|Club||League||Career span||Games||Goals||Avg||Win %||AKI||AHB||AMK||BV|
|Australia||IR||2000-2001, 2003, 2005, 2008, 2014||10||1||0.10||—||—||—||—||—|
AFL: 10,738th player to appear, 1st most games played, 59th most goals kickedNorth Melbourne: 853rd player to appear, 1st most games played, 2nd most goals kicked
Though he clocks in at only 175 cm (5’ 9”) and 75 kg Brent “Boomer” Harvey was long one of footy’s biggest names. Over 21 seasons with North Melbourne, Harvey endured as one of the game’s elite rovers and small forwards. In round 17, 2014, Harvey became just the fourth player to play 400 VFL/AFL games, a testament to that endurance, and to hard work and adaptability to the modern game.
Harvey played his junior footy a Preston RSL before progressing to the Northern Knights in the Under 18s competition. He was taken by North with pick 47 in the 1995 national draft, and made his debut for the Roos in the last round of the following season. Harvey had only one handball and no kicks in the side that comfortably accounted for Richmond that day, and watched on from the sidelines as his team progressed through the finals to take the 1996 flag.
Breaking back into the side in round five, 1997 (also against Richmond), Harvey did enough to hold his place and before long became a permanent fixture in a powerful North Melbourne team. Blessed with lightning-fast pace on the burst and more than a hint of on-field cheekiness, he played in the finals series of 1997 and 1998, and didn’t disgrace himself in the 1998 Grand Final in which North succumbed to Adelaide.

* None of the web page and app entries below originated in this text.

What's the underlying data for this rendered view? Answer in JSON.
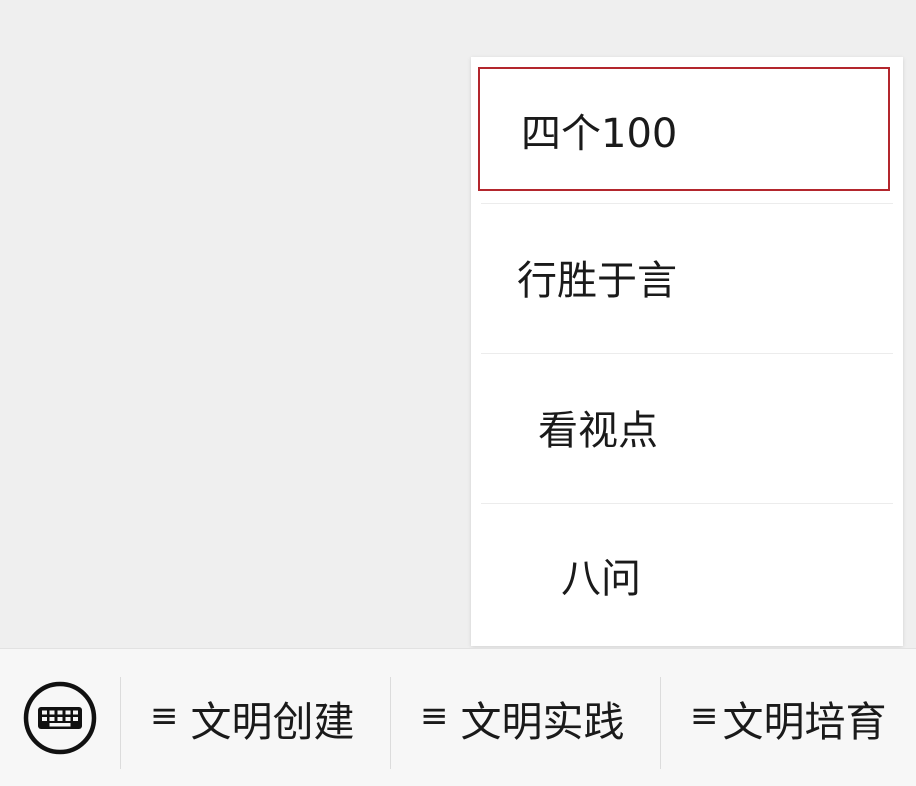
{
  "submenu": {
    "items": [
      {
        "label": "四个100",
        "selected": true
      },
      {
        "label": "行胜于言",
        "selected": false
      },
      {
        "label": "看视点",
        "selected": false
      },
      {
        "label": "八问",
        "selected": false
      }
    ]
  },
  "bottom_bar": {
    "keyboard_icon": "keyboard-icon",
    "menu_icon": "hamburger-icon",
    "hamburger_glyph": "≡",
    "tabs": [
      {
        "label": "文明创建"
      },
      {
        "label": "文明实践"
      },
      {
        "label": "文明培育"
      }
    ]
  },
  "colors": {
    "highlight_border": "#b3262d",
    "background": "#efefef",
    "menu_bg": "#ffffff"
  }
}
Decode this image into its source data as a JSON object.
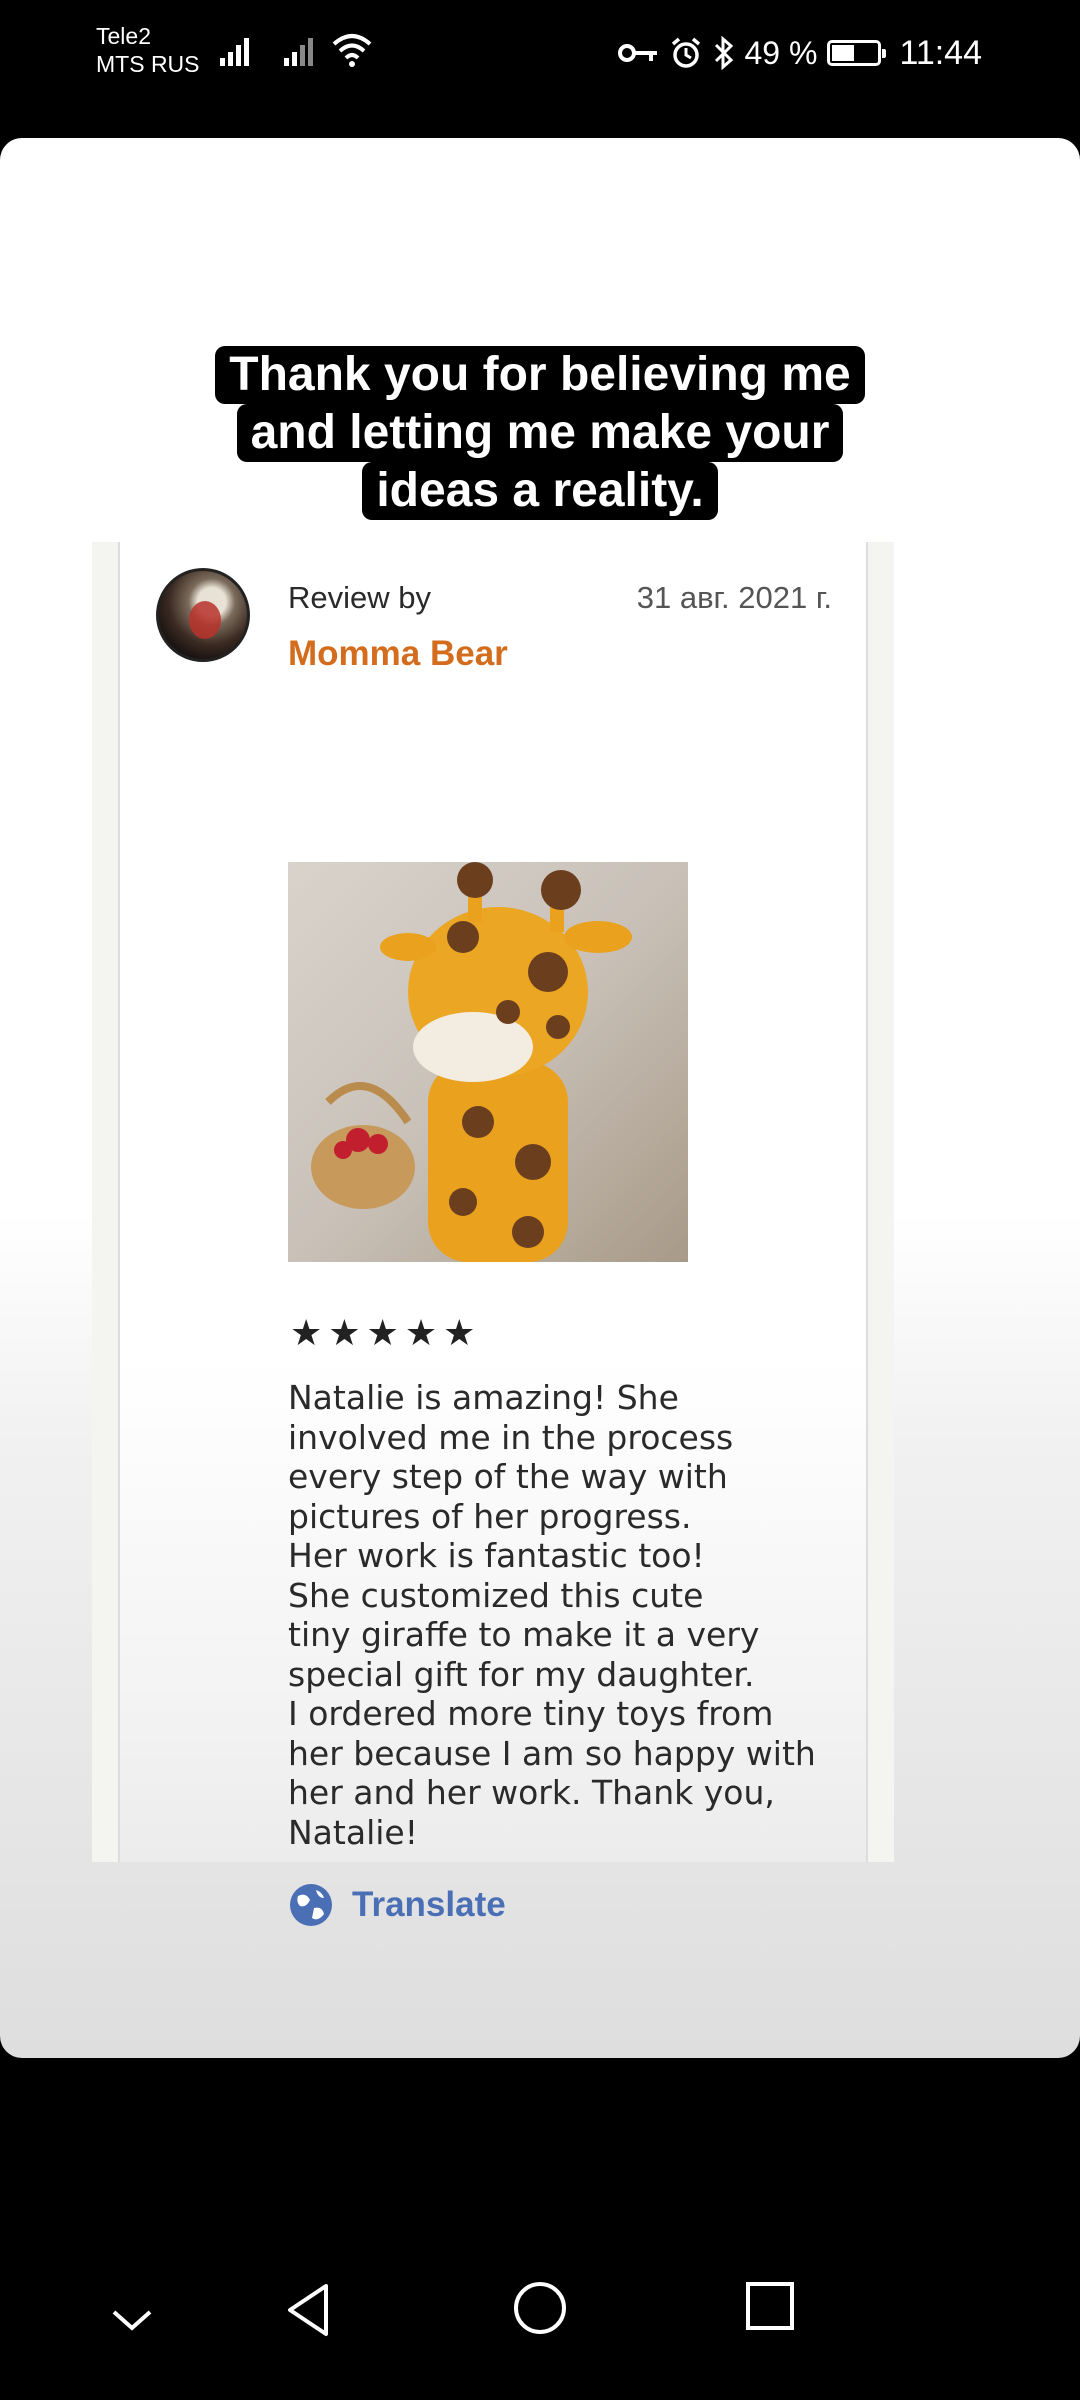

By 1999 Harvey was averaging 17 touches a game, but come Grand Final day, he excelled, collecting the ball 21 times and kicking a goal as the Kangaroos defeated Carlton to take that year’s premiership.
Over the next 17 seasons Harvey was a virtual ever-present in the North Melbourne side, rarely succumbing to injury and always one of the first names picked on selection night. Harvey’s resilience enabled him to play an AFL record 432 games across 21 seasons, an average of more than 20 games a season. That average could have been even higher had it not been for several transgressions that incurred the occasional wrath of the tribunal.
Accused by some detractors of being selfish, Harvey was anything but – his penchant for long bouncing runs and sidestepping opponents belies a strong team ethic and is in fact evidence of a self-belief that sustained his career rather than detracted from it.
Testament to his playing greatness, Harvey was named All-Australian four times and was a five-time winner of North's best and fairest award. He came second to Geelong's Jimmy Bartel in the 2007 Brownlow Medal count. Harvey was described by AFL hard-man Barry Hall as “someone you hate to play against and that’s a mark of a great player”¹.
Harvey’s speed and skills remained with him until the very end, and he was very keen to continue into a 22nd season, but North Melbourne coach had other ideas, advising that Harvey and fellow veterans Drew Petrie, Michael Firrito and Nick Dal Santo that they would not be offered playing contracts in 2017.
Harvey briefly toyed with the idea of playing at another team (as Petrie went on to do), but in the end decided he would prefer to be a remembered as a one-club player. He will indeed be remembered that way, and also as one of the finest Shinboners to have pulled on the boots.
Author - Andrew Gigacz
1. AFL360, Fox Footy, July 23rd, 2015